DESCRIPTION OF THE TASK: All records must be quoted exactly. Omit the pictures.

-- DATA PROVIDED follows --

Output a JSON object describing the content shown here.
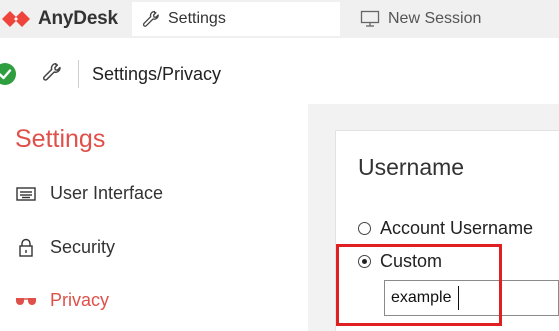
{
  "app": {
    "name": "AnyDesk",
    "brand_color": "#e0504a"
  },
  "tabs": [
    {
      "label": "Settings",
      "icon": "wrench-icon",
      "active": true
    },
    {
      "label": "New Session",
      "icon": "monitor-icon",
      "active": false
    }
  ],
  "address": {
    "path": "Settings/Privacy",
    "status_icon": "check-circle-icon",
    "status_color": "#2e9e3e"
  },
  "sidebar": {
    "title": "Settings",
    "items": [
      {
        "label": "User Interface",
        "icon": "keyboard-icon"
      },
      {
        "label": "Security",
        "icon": "lock-icon"
      },
      {
        "label": "Privacy",
        "icon": "glasses-icon",
        "active": true
      }
    ]
  },
  "username_section": {
    "title": "Username",
    "options": [
      {
        "label": "Account Username",
        "checked": false
      },
      {
        "label": "Custom",
        "checked": true
      }
    ],
    "custom_value": "example"
  },
  "annotation": {
    "color": "#e02020"
  }
}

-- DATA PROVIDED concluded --

ANSWER TO THE PROBLEM:
Output a JSON object describing the content shown here.
{
  "app": {
    "name": "AnyDesk",
    "brand_color": "#e0504a"
  },
  "tabs": [
    {
      "label": "Settings",
      "icon": "wrench-icon",
      "active": true
    },
    {
      "label": "New Session",
      "icon": "monitor-icon",
      "active": false
    }
  ],
  "address": {
    "path": "Settings/Privacy",
    "status_icon": "check-circle-icon",
    "status_color": "#2e9e3e"
  },
  "sidebar": {
    "title": "Settings",
    "items": [
      {
        "label": "User Interface",
        "icon": "keyboard-icon"
      },
      {
        "label": "Security",
        "icon": "lock-icon"
      },
      {
        "label": "Privacy",
        "icon": "glasses-icon",
        "active": true
      }
    ]
  },
  "username_section": {
    "title": "Username",
    "options": [
      {
        "label": "Account Username",
        "checked": false
      },
      {
        "label": "Custom",
        "checked": true
      }
    ],
    "custom_value": "example"
  },
  "annotation": {
    "color": "#e02020"
  }
}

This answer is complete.